The social media integration must go back to marketing strategy – it is not just an execution piece. When you define “how you are going to tell your story” this is the point to collaborate with your social media colleagues. Discuss the social platforms where the target audience exists. Plan how you will traverse your targets through the A-Path. (Get their Attention, Attraction; have them build Affinity for you, become part of your Audience and then become your Advocate.)

Message to Marketing Executives and Social Media Managers

If really want to demonstrate marketing leadership, it requires tight collaboration between the experienced marketing professional and the creative social media manager. While the high level steps I have suggested here are very logical and far from rocket science, frankly speaking, I do not see many taking these or similar steps. I do not see an abundance of marketing leadership. I see much trepidation and fear from a majority of marketing executives. On the flip side, I see great motivation from the social media managers, but in most cases, a lack of true marketing experience.

It is time for the two worlds to embrace each other. So much can be learned and successfully executed if, what is by and large the generation gap were bridged. From my perspective this will be the start of marketing leadership that will demonstrate continuous brand success.

Market leadership – ready to show it?

Make It Happen!
Social Steve (a marketing executive before being social)
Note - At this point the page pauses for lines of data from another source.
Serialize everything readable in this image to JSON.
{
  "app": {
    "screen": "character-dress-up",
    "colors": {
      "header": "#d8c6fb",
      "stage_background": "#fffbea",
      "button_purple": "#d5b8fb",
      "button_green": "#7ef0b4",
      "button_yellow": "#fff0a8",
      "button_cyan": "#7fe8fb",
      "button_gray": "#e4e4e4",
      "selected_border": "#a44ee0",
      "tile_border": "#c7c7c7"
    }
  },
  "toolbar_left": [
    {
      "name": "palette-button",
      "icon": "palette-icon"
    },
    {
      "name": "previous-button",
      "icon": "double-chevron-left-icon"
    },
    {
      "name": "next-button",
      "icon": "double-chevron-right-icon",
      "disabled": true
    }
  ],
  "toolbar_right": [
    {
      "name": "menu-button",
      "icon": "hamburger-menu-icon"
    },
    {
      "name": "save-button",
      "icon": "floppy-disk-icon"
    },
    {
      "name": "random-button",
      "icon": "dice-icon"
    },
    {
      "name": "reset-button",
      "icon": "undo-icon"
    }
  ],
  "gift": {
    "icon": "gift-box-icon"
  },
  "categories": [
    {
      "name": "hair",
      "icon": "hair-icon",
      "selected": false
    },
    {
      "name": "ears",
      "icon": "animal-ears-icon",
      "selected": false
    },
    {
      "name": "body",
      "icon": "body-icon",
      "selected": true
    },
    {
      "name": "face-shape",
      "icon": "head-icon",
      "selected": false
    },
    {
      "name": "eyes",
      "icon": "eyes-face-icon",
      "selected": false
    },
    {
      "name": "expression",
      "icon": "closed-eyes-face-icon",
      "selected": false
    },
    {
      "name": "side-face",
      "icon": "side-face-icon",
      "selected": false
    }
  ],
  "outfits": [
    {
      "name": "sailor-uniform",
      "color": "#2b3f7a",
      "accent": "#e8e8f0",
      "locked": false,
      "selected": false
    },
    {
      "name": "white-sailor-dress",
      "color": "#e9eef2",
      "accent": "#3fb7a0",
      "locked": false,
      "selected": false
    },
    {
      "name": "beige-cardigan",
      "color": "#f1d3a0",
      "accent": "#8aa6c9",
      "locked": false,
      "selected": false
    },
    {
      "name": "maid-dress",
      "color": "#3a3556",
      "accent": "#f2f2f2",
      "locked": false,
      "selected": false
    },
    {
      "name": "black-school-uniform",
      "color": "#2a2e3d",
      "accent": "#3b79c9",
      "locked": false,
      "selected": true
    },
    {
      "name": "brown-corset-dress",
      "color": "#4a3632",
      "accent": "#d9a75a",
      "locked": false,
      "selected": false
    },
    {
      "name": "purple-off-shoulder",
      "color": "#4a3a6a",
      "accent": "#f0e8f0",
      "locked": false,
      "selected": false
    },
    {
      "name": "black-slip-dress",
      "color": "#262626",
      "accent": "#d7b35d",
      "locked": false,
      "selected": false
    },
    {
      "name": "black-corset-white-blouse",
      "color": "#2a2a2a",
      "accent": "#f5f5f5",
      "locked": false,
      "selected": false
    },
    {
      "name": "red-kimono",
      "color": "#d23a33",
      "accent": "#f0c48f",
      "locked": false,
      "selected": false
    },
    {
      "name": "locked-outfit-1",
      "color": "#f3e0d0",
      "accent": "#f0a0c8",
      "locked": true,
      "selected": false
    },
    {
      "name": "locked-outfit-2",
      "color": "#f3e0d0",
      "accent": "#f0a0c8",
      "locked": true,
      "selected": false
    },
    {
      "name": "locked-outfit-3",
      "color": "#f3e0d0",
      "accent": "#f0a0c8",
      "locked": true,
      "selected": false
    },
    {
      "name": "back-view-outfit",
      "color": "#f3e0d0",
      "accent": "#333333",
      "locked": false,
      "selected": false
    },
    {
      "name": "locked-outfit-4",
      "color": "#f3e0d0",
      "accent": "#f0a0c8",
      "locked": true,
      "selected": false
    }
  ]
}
Filed under brand communication, brand marketing, brand reputation, brands, marketing, marketing plan, social media, social media marketing, Social Steve, socialmedia, SocialSteve